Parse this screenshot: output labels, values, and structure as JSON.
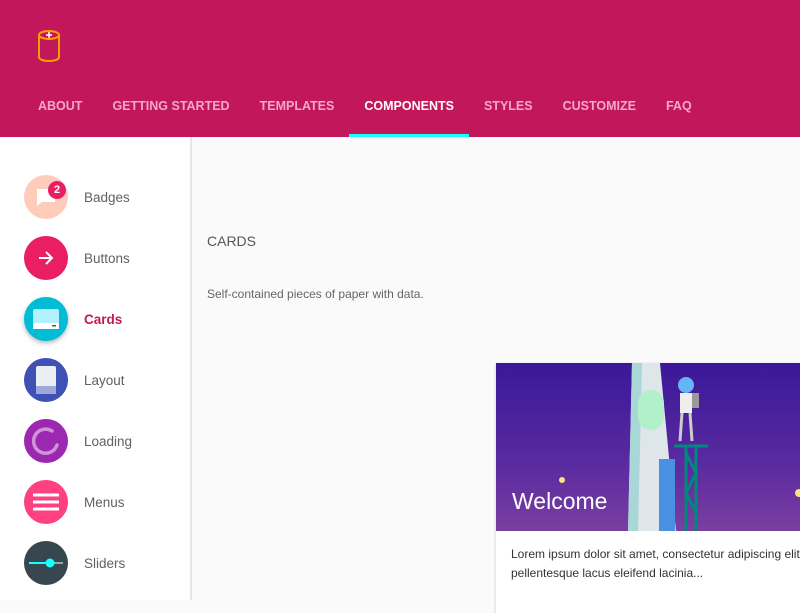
{
  "colors": {
    "primary": "#c2185b",
    "indicator": "#18ffff"
  },
  "header": {
    "logo_icon": "battery-cylinder-icon"
  },
  "nav": [
    {
      "label": "ABOUT"
    },
    {
      "label": "GETTING STARTED"
    },
    {
      "label": "TEMPLATES"
    },
    {
      "label": "COMPONENTS",
      "active": true
    },
    {
      "label": "STYLES"
    },
    {
      "label": "CUSTOMIZE"
    },
    {
      "label": "FAQ"
    }
  ],
  "sidebar": {
    "items": [
      {
        "label": "Badges",
        "badge": "2"
      },
      {
        "label": "Buttons"
      },
      {
        "label": "Cards",
        "active": true
      },
      {
        "label": "Layout"
      },
      {
        "label": "Loading"
      },
      {
        "label": "Menus"
      },
      {
        "label": "Sliders"
      }
    ]
  },
  "main": {
    "title": "CARDS",
    "description": "Self-contained pieces of paper with data.",
    "card": {
      "title": "Welcome",
      "text_line1": "Lorem ipsum dolor sit amet, consectetur adipiscing elit,",
      "text_line2": "pellentesque lacus eleifend lacinia..."
    }
  }
}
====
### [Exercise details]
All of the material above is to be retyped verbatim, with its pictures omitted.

### [Result of the task]
Parse this screenshot: output labels, values, and structure as JSON.
{
  "colors": {
    "primary": "#c2185b",
    "indicator": "#18ffff"
  },
  "header": {
    "logo_icon": "battery-cylinder-icon"
  },
  "nav": [
    {
      "label": "ABOUT"
    },
    {
      "label": "GETTING STARTED"
    },
    {
      "label": "TEMPLATES"
    },
    {
      "label": "COMPONENTS",
      "active": true
    },
    {
      "label": "STYLES"
    },
    {
      "label": "CUSTOMIZE"
    },
    {
      "label": "FAQ"
    }
  ],
  "sidebar": {
    "items": [
      {
        "label": "Badges",
        "badge": "2"
      },
      {
        "label": "Buttons"
      },
      {
        "label": "Cards",
        "active": true
      },
      {
        "label": "Layout"
      },
      {
        "label": "Loading"
      },
      {
        "label": "Menus"
      },
      {
        "label": "Sliders"
      }
    ]
  },
  "main": {
    "title": "CARDS",
    "description": "Self-contained pieces of paper with data.",
    "card": {
      "title": "Welcome",
      "text_line1": "Lorem ipsum dolor sit amet, consectetur adipiscing elit,",
      "text_line2": "pellentesque lacus eleifend lacinia..."
    }
  }
}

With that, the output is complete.